Prevention and Protection
To prevent and protect against malware, you should use the following practices:
Keep Software Updated
Update your operating system, software applications, and plugins on a regular basis to address known vulnerabilities.
Cybercriminals often exploit outdated software to spread malware.
Be Cautious with Email
Use caution when opening email attachments or accessing links, especially if the source is unknown. Unsolicited emails should be avoided at all costs.
Backup Your Data
Regularly back up your important files to an external device or a secure cloud storage service. This can help with data recovery after a ransomware attack or a hardware failure.
Educate Yourself and Others
Raise awareness about malware and its risks. Educate yourself and your colleagues or family members about safe online practices, including the importance of strong, unique passwords and two-factor authentication.
Employ Network Security
Implement strong network security measures, including firewalls, intrusion detection systems, and network segmentation, to isolate potentially compromised devices.
Computer viruses remain a threat in the digital age, and cybersecurity measures are continually evolving to combat them effectively.
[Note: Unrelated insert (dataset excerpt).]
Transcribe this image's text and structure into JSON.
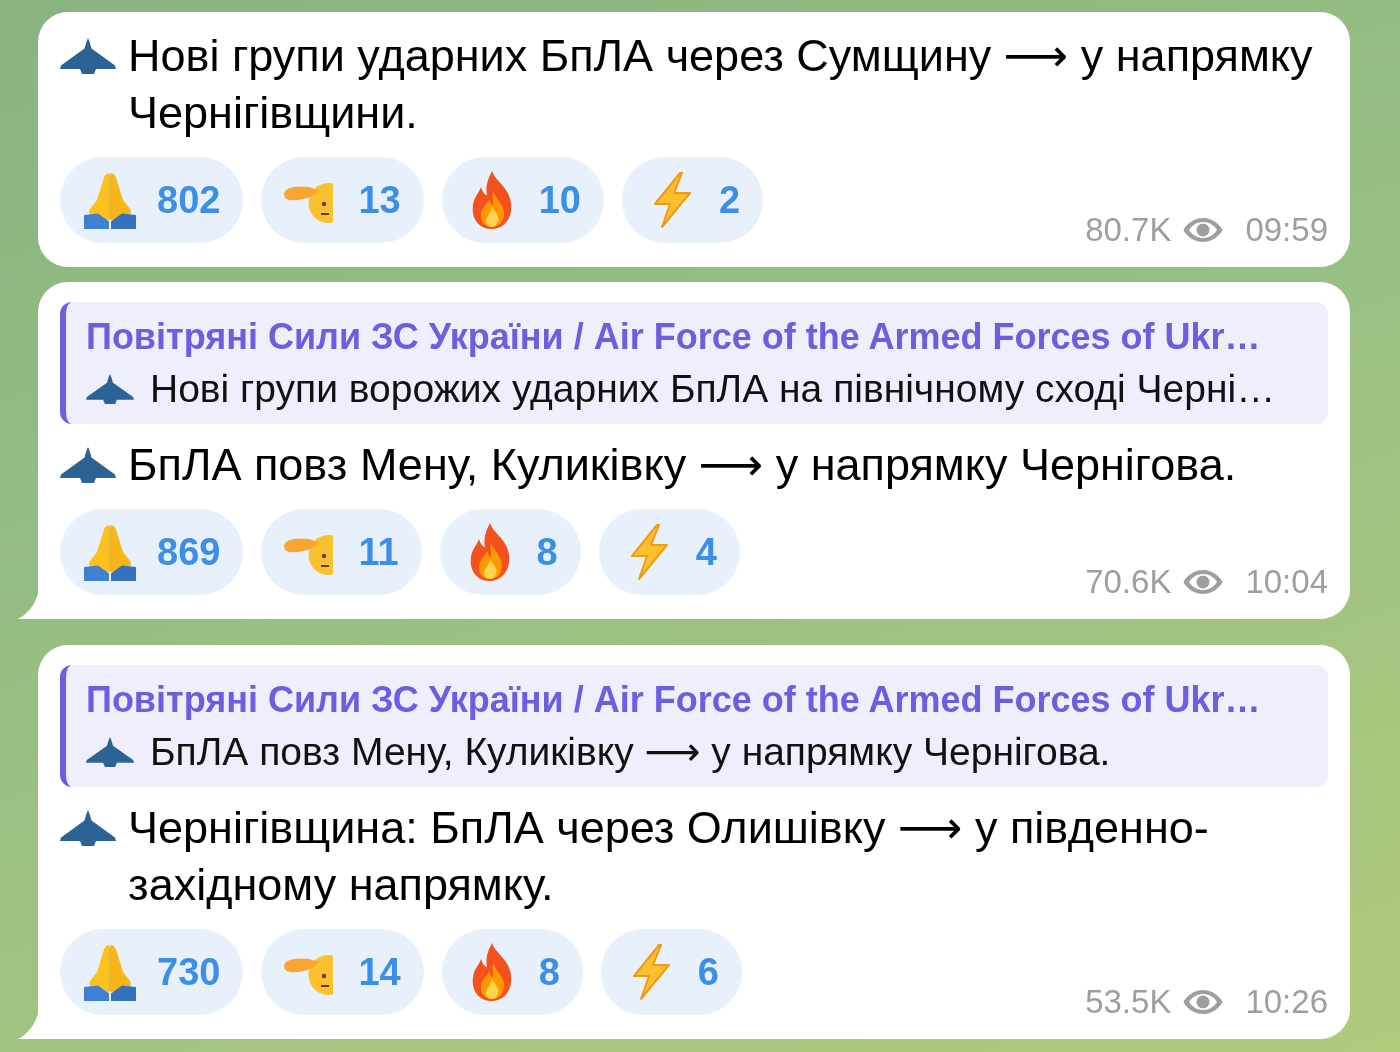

A computer virus multiplies and spreads to other files and systems when a legitimate program or file is launched. Computer viruses are a sort of malware. Viruses cannot function alone; they need a host program to spread.
Types of Virus
There are numerous varieties of computer viruses, including:
- File Infector Viruses: Viruses known as “file infectors” attach to executable files.
- Macro Viruses: Malware that targets Microsoft Word and Excel’s macro feature is known as a macro virus.
- Boot Sector Viruses: Affect the hard drive’s or portable media’s master boot record.
- Multipartite viruses: These combine traits from other virus kinds to spread more quickly.
- Polymorphic Viruses: Viruses that are polymorphic alter their appearance or code with each infection to avoid detection.
- Metamorphic Viruses: With each infection, they completely rewrite their source code.
Malware vs. Virus Examples
There are numerous sorts of viruses. Here are three of the most common examples:
The file infector can burrow into executable files and spread throughout a network. A file infector can overwrite a computer’s operating system or even reformat its hard disk.
The macro virus exploits programs that support macros. Macro viruses are typically delivered as Word or Excel documents attached to spam emails or as zipped attachments. False file names entice recipients to open the files, which activates the infections. Macro viruses, an old but still prevalent malware, are popular among hackers.
Polymorphic viruses change their genetic code. The virus multiplies and encrypts itself, only modifying its code enough to avoid detection by antivirus software.
Malware and computer viruses are ever-present threats in the digital landscape. Their evolution and adaptability make them formidable adversaries, capable of wreaking havoc on individuals and organizations. However, with vigilance, education, and suitable cybersecurity measures, we can mitigate the risks and defend against these insidious threats.